In New Hampshire and throughout the United States, a significant portion of the population is not actively saving for retirement. Almost half of New Hampshire workers ages 21 to 64 are not enrolled in an employer-sponsored retirement savings plan. The overall effect of low retirement savings is dramatic: about half of working middle-class households are projected to run out of money at some point during their retirement years. This report highlights a variety of reasons why many people do not save enough for a comfortable retirement. Demographic factors that influence saving behavior include: education level, income level, age, and gender. Economic and non-economic explanations for Americans' lack of saving are also offered. For example, access to employer-sponsored plans, retirement plan design, and psychological factors all affect people's ability and decision to save for retirement.
This report presents federal, statewide, and employer-based "best practices" savings promotion efforts that have the potential to enhance retirement security in New Hampshire. Federally sponsored measures include the Saver's Credit and the Pension Protection Act of 2006. On the state level, a handful of states, including Michigan, Washington, and Vermont, have proposed legislation to create statewide retirement savings account systems. The report also references New Hampshire's 529 college tuition savings plan as an example of an existing state-sponsored savings plan. Employer practices that work to boost retirement plan participation and encourage saving include automatic plan enrollment and financial education through targeted seminars. Additionally, high school financial education programs exist to teach teenagers the basics of personal finance.

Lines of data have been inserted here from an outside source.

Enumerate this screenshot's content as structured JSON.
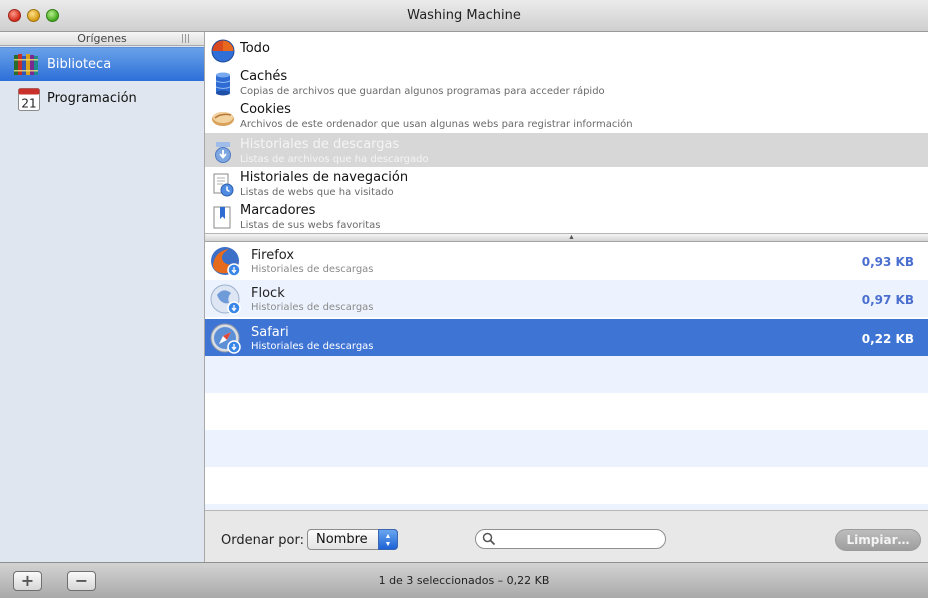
{
  "window": {
    "title": "Washing Machine"
  },
  "sidebar": {
    "header": "Orígenes",
    "items": [
      {
        "label": "Biblioteca",
        "icon": "library-books-icon",
        "selected": true
      },
      {
        "label": "Programación",
        "icon": "calendar-icon",
        "calendar_day": "21"
      }
    ]
  },
  "categories": [
    {
      "title": "Todo",
      "subtitle": "",
      "icon": "all-sphere-icon"
    },
    {
      "title": "Cachés",
      "subtitle": "Copias de archivos que guardan algunos programas para acceder rápido",
      "icon": "database-icon"
    },
    {
      "title": "Cookies",
      "subtitle": "Archivos de este ordenador que usan algunas webs para registrar información",
      "icon": "cookie-icon"
    },
    {
      "title": "Historiales de descargas",
      "subtitle": "Listas de archivos que ha descargado",
      "icon": "download-history-icon",
      "selected": true
    },
    {
      "title": "Historiales de navegación",
      "subtitle": "Listas de webs que ha visitado",
      "icon": "browsing-history-icon"
    },
    {
      "title": "Marcadores",
      "subtitle": "Listas de sus webs favoritas",
      "icon": "bookmark-icon"
    }
  ],
  "browsers": [
    {
      "name": "Firefox",
      "subtitle": "Historiales de descargas",
      "size": "0,93 KB",
      "icon": "firefox-icon"
    },
    {
      "name": "Flock",
      "subtitle": "Historiales de descargas",
      "size": "0,97 KB",
      "icon": "flock-icon"
    },
    {
      "name": "Safari",
      "subtitle": "Historiales de descargas",
      "size": "0,22 KB",
      "icon": "safari-icon",
      "selected": true
    }
  ],
  "controls": {
    "sort_label": "Ordenar por:",
    "sort_value": "Nombre",
    "search_value": "",
    "clear_label": "Limpiar…"
  },
  "bottom": {
    "add_label": "+",
    "remove_label": "−",
    "status": "1 de 3 seleccionados – 0,22 KB"
  },
  "colors": {
    "selection_blue": "#3e74d4",
    "size_text": "#4b6fcf",
    "sidebar_bg": "#dfe6ef"
  }
}
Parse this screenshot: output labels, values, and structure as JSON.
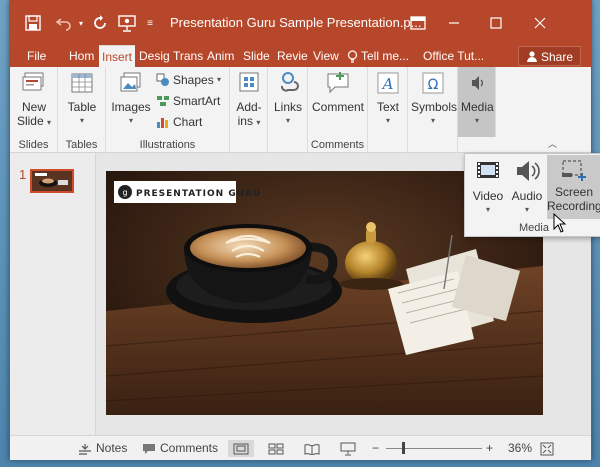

Based on considerations from academic sources, case studies, and first-hand testimonies, this report offers retirement saving policy options that the New Hampshire state government can implement within both the public and private sectors as well as through a public-private partnership. In the public sector, New Hampshire can create a statewide retirement savings account system, facilitate saving among low-income residents by modifying the asset tests of means-tested benefit programs, and utilize the services of the federal Office of Financial Education. Private sector policy options include promoting effective retirement plan designs that encourage participation and savings, and educating employees about how and why to save for retirement. Under a public-private partnership, the state legislature can work with local Chambers of Commerce to encourage best practice plan designs and initiate relationships with private foundations, organize a media campaign to promote retirement plan participation, and encourage financial education programs in high schools and universities.